A presidential commission investigating the accident urged the space agency to address the emergency bail-out problem, and NASA spent months evaluating designs of an emergency escape system.

But long before settling on the simple aluminum pole, the space agency opted not to undertake the costly, time-consuming redesign that would have been required to enable astronauts to eject from the shuttle during launch or during a high-altitude mishap such as the one that struck Challenger.

In opting to install the aluminum pole, engineers also decided against a "tractor" rocket system that would have been designed to jerk crew members out the side hatch of a stricken vehicle during its descent.

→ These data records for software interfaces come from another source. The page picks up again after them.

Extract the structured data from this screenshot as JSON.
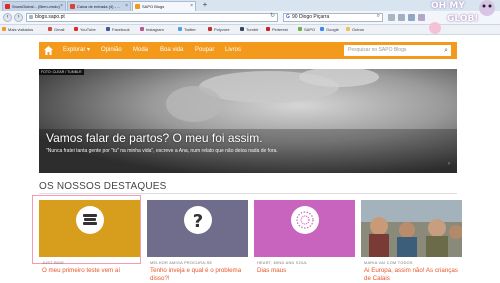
{
  "browser": {
    "tabs": [
      {
        "label": "SnowGlobal... (Bem-vindo)",
        "color": "#e02a2a"
      },
      {
        "label": "Caixa de entrada (4) - ...",
        "color": "#d44638"
      },
      {
        "label": "SAPO Blogs",
        "color": "#f39a1c"
      }
    ],
    "new_tab": "+",
    "address": "blogs.sapo.pt",
    "search_value": "90 Diogo Piçarra",
    "bookmarks": [
      "Mais visitados",
      "Gmail",
      "YouTube",
      "Facebook",
      "Instagram",
      "Twitter",
      "Polyvore",
      "Tumblr",
      "Pinterest",
      "SAPO",
      "Google",
      "Outros"
    ],
    "sticker": {
      "line1": "OH MY",
      "line2": "GLOB!"
    }
  },
  "site_nav": {
    "items": [
      "Explorar ▾",
      "Opinião",
      "Moda",
      "Boa vida",
      "Poupar",
      "Livros"
    ],
    "search_placeholder": "Pesquisar no SAPO Blogs"
  },
  "hero": {
    "tag": "FOTO: CLEAR / TUMBLR",
    "title": "Vamos falar de partos? O meu foi assim.",
    "description": "\"Nunca fratei tanta gente por \"tu\" na minha vida\", escreve a Ana, num relato que não deixa nada de fora.",
    "next": "›"
  },
  "section_title": "OS NOSSOS DESTAQUES",
  "cards": [
    {
      "category": "JUST RIDE",
      "title": "O meu primeiro teste vem aí",
      "icon": "books-icon",
      "bg": "#d79d1c"
    },
    {
      "category": "MELHOR AMIGA PROCURA-SE",
      "title": "Tenho inveja e qual é o problema disso?!",
      "icon": "question-icon",
      "bg": "#6f6c8c"
    },
    {
      "category": "HEART, MIND AND SOUL",
      "title": "Dias maus",
      "icon": "flower-icon",
      "bg": "#c863be"
    },
    {
      "category": "MARIA VAI COM TODOS",
      "title": "Ai Europa, assim não! As crianças de Calais",
      "icon": "photo",
      "bg": "#8a8a7a"
    }
  ]
}
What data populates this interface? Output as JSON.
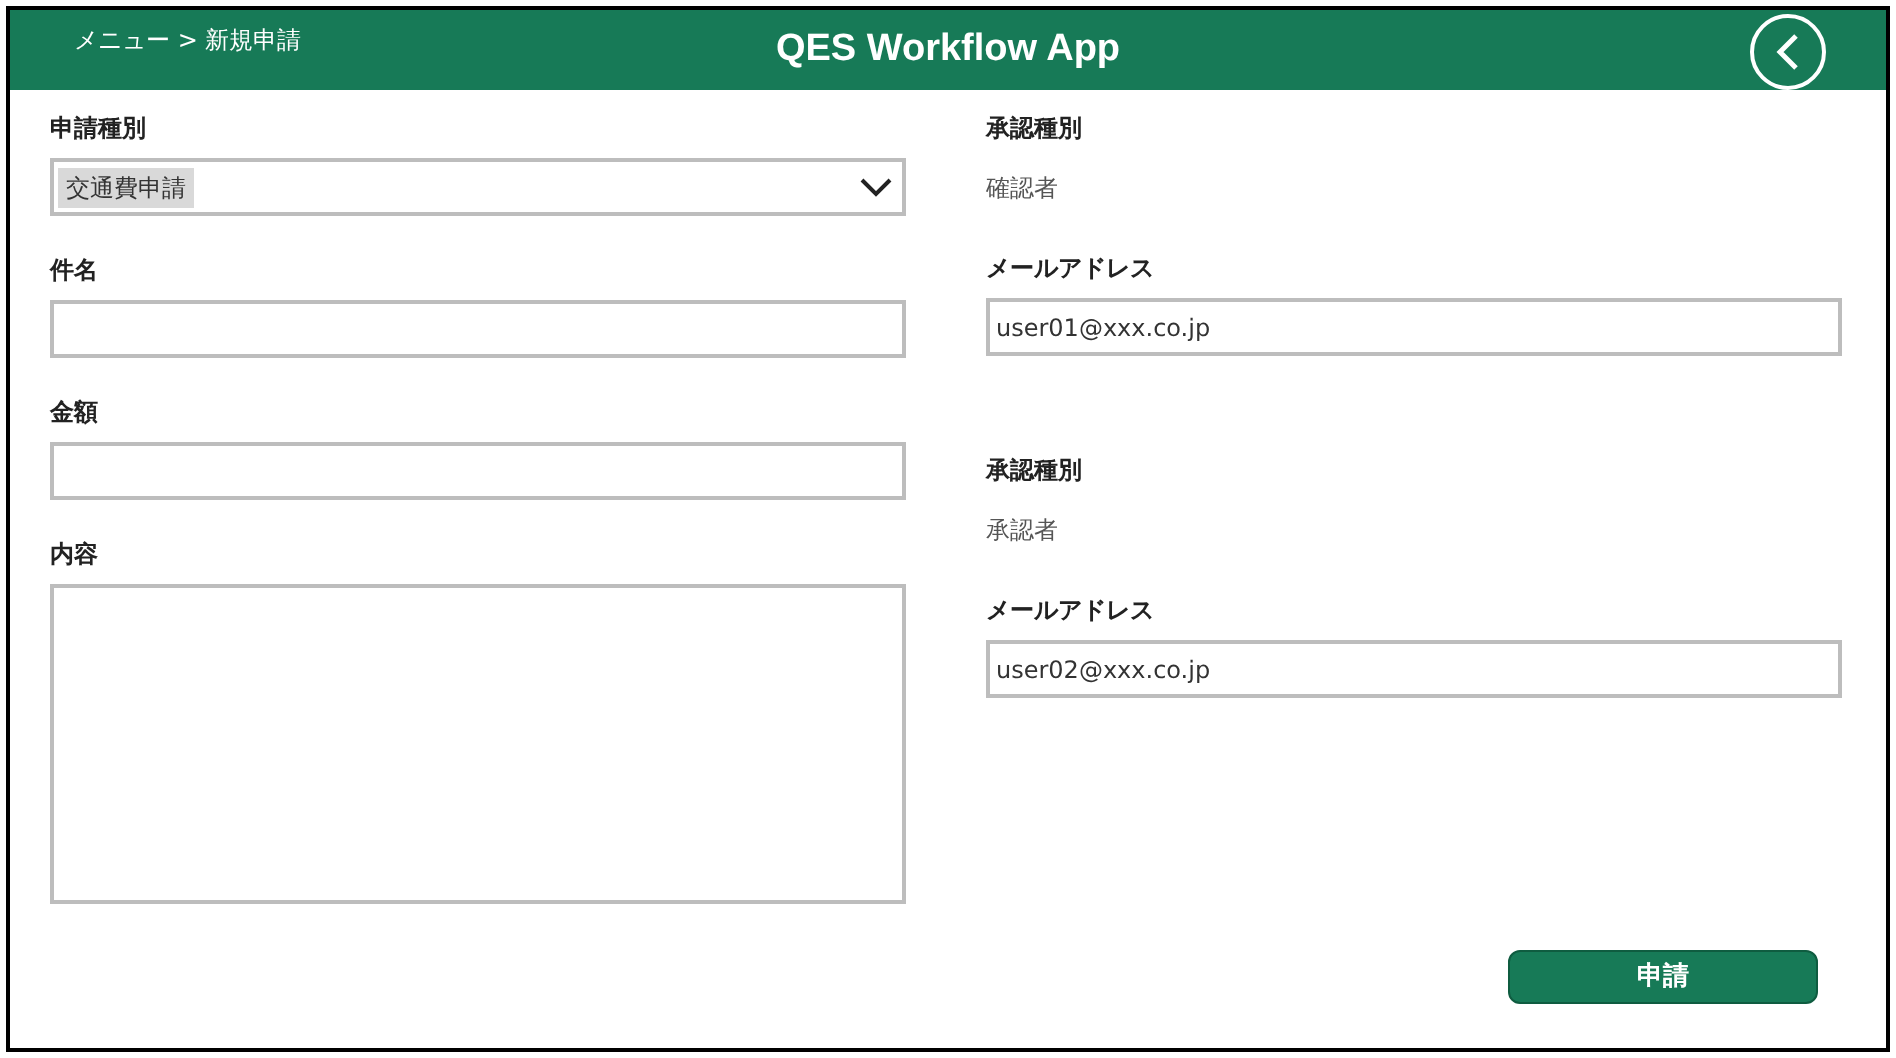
{
  "header": {
    "breadcrumb": "メニュー > 新規申請",
    "title": "QES Workflow App"
  },
  "form_fields": [
    {
      "label": "申請種別",
      "kind": "select",
      "value": "交通費申請"
    },
    {
      "label": "件名",
      "kind": "text"
    },
    {
      "label": "金額",
      "kind": "text"
    },
    {
      "label": "内容",
      "kind": "textarea"
    }
  ],
  "approvers": [
    {
      "type_label": "承認種別",
      "type_value": "確認者",
      "email_label": "メールアドレス",
      "email": "user01@xxx.co.jp"
    },
    {
      "type_label": "承認種別",
      "type_value": "承認者",
      "email_label": "メールアドレス",
      "email": "user02@xxx.co.jp"
    }
  ],
  "submit_button": "申請"
}
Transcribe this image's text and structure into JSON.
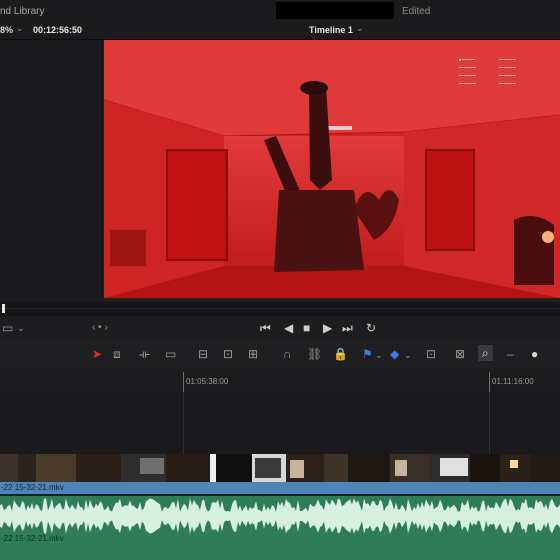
{
  "header": {
    "library_label": "nd Library",
    "status_label": "Edited"
  },
  "viewer_bar": {
    "zoom": "8%",
    "timecode": "00:12:56:50",
    "timeline_name": "Timeline 1"
  },
  "ruler": {
    "tc_a": "01:05:38:00",
    "tc_b": "01:11:16:00"
  },
  "clips": {
    "video_name": "-22 15-32-21.mkv",
    "audio_name": "-22 15-32-21.mkv"
  },
  "icons": {
    "accent": "#e53030",
    "flag": "#3b7de0"
  },
  "colors": {
    "video_track": "#4e85b8",
    "audio_track": "#2f7d57"
  }
}
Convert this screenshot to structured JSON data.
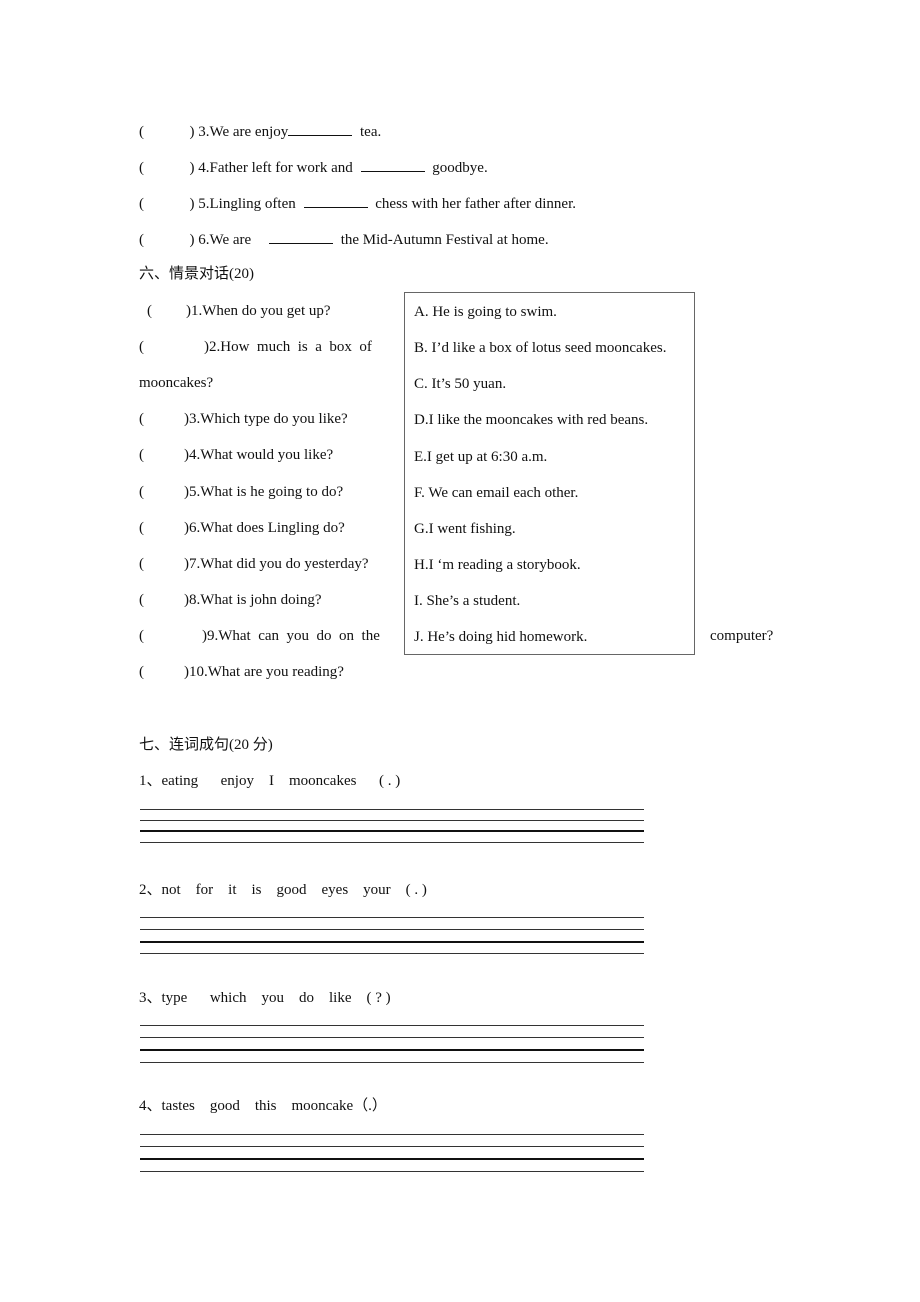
{
  "fill_blank": {
    "items": [
      {
        "paren": "(",
        "close": ")",
        "num_text": "3.We are enjoy",
        "after": "tea."
      },
      {
        "paren": "(",
        "close": ")",
        "num_text": "4.Father left for work and",
        "after": "goodbye."
      },
      {
        "paren": "(",
        "close": ")",
        "num_text": "5.Lingling often",
        "after": "chess with her father after dinner."
      },
      {
        "paren": "(",
        "close": ")",
        "num_text": "6.We are",
        "after": "the Mid-Autumn Festival at home."
      }
    ]
  },
  "section6": {
    "title": "六、情景对话(20)",
    "questions": [
      {
        "paren": "(",
        "text": ")1.When do you get up?"
      },
      {
        "paren": "(",
        "text": ")2.How  much  is  a  box  of"
      },
      {
        "paren": "",
        "text": "mooncakes?"
      },
      {
        "paren": "(",
        "text": ")3.Which type do you like?"
      },
      {
        "paren": "(",
        "text": ")4.What would you like?"
      },
      {
        "paren": "(",
        "text": ")5.What is he going to do?"
      },
      {
        "paren": "(",
        "text": ")6.What does Lingling do?"
      },
      {
        "paren": "(",
        "text": ")7.What did you do yesterday?"
      },
      {
        "paren": "(",
        "text": ")8.What is john doing?"
      },
      {
        "paren": "(",
        "text": ")9.What  can  you  do  on  the"
      },
      {
        "paren": "(",
        "text": ")10.What are you reading?"
      }
    ],
    "q9_continuation": "computer?",
    "options": [
      "A. He is going to swim.",
      "B. I’d like a box of lotus seed mooncakes.",
      "C. It’s 50 yuan.",
      "D.I like the mooncakes with red beans.",
      "E.I get up at 6:30 a.m.",
      "F. We can email each other.",
      "G.I went fishing.",
      "H.I ‘m reading a storybook.",
      "I. She’s a student.",
      "J. He’s doing hid homework."
    ]
  },
  "section7": {
    "title": "七、连词成句(20 分)",
    "items": [
      {
        "label": "1、eating      enjoy    I    mooncakes      ( . )"
      },
      {
        "label": "2、not    for    it    is    good    eyes    your    ( . )"
      },
      {
        "label": "3、type      which    you    do    like    ( ? )"
      },
      {
        "label": "4、tastes    good    this    mooncake（.）"
      }
    ]
  }
}
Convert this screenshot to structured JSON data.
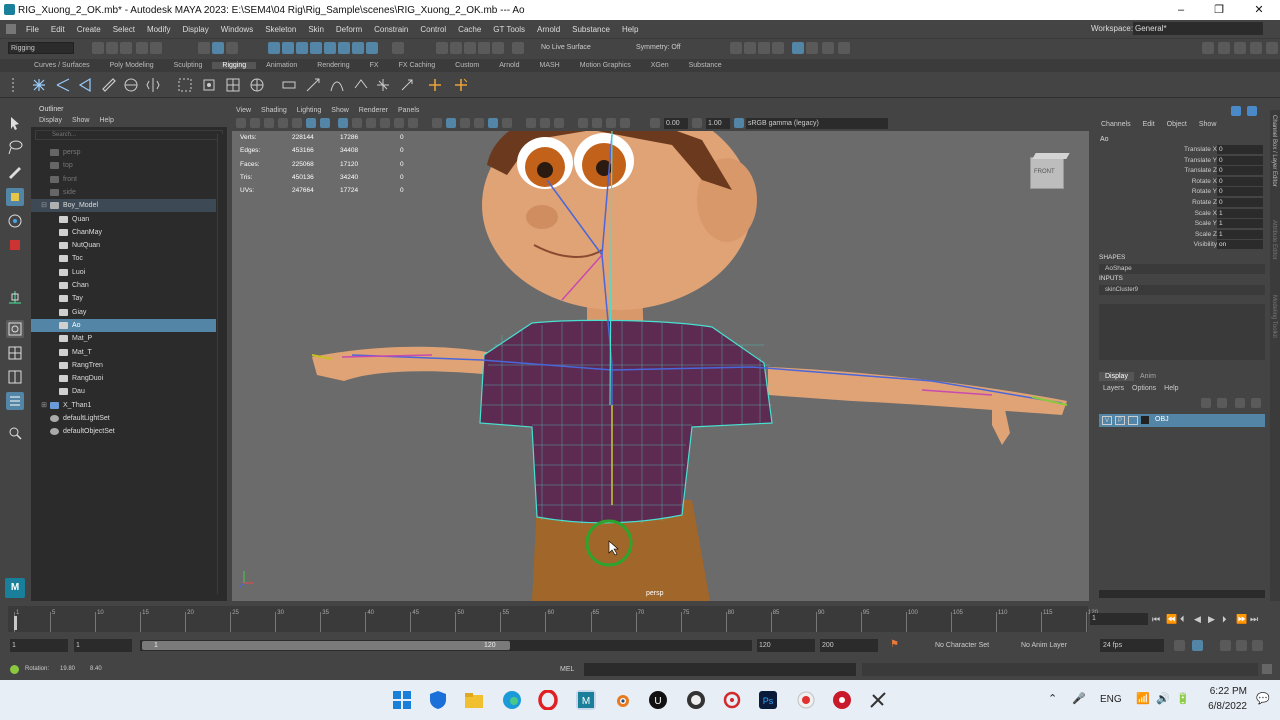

'Simpler to Operate'

"The telescoping pole was selected as it has shown to be safer, simpler to operate, lighter weight and easier to support than the tractor rocket system, while meeting all escape system performance requirements," said Arnold D. Aldrich, shuttle program official.

In the first test flights of the shuttle, when only two crewmen were aboard, the orbiter was equipped with ejection seats similar to those used in fighter planes, but they were removed once additional crew members, riding in the mid-deck below the pilots' compartment, were added.

In case of an abort on launch, plans called for the shuttle to ditch in the ocean, with crew members scrambling into the sea after landing.

Studies in the wake of the Challenger disaster showed that astronauts probably would not survive an ocean ditching. A simple parachute bail-out from the side hatch was discounted because of the likelihood that astronauts would be hit by the wing or by the orbital maneuvering engines that bulge out at the rear of the vehicle.

Sliding Clear of Shuttle

The pole design adopted Thursday would enable crew members to slide clear of the shuttle structure before jumping free to descend by parachute.

There is still no way for crew members to escape from the vehicle in the event of a catastrophic accident such as the failure of the Challenger's solid booster and the explosion of its external fuel tank.

With the new system, the plan calls for the crew to remain aboard the orbiter until it descends to an altitude of about 22,000 feet.

Then, the hatch would be blown away by explosive bolts and the pole extended.

NASA officials said eight crew members could leave the shuttle in a two-minute period as it descends and that it would be possible to escape from an altitude as low as 1,000 feet.

Partial Pressure Suits

In recent months, officials have also added partial pressure suits for crew members to use in launching or landing emergencies and an escape slide, similar to that on commercial airliners, to speed emergency evacuation after landing. The slide pole was favored over the tractor rocket system because of its simplicity and because it weighs about 70 pounds less than a rocket escape system.

During launch and landing, the pole will be positioned behind the closed hatch where it can be deployed within seconds. Once the shuttle is in orbit, it will be stowed on the ceiling so that it will not interfere with crew activities.

SHUTTLE ESCAPE SYSTEM

1. Once the shuttle has descended to an altitude of about 22,000 ft., the cabin would depressurize and the side hatch would be blown off.

2. The telescoping pole, which is made of lightweight aluminum and steel and weighs 241 pounds would then be extended through the open hatch.

3. Each astronaut would attach a line with a hook on it to his or her parachute harness, assume the tuck position and slide down the pole to safety.

Advertisement
Los Angeles Times Articles
|
|
|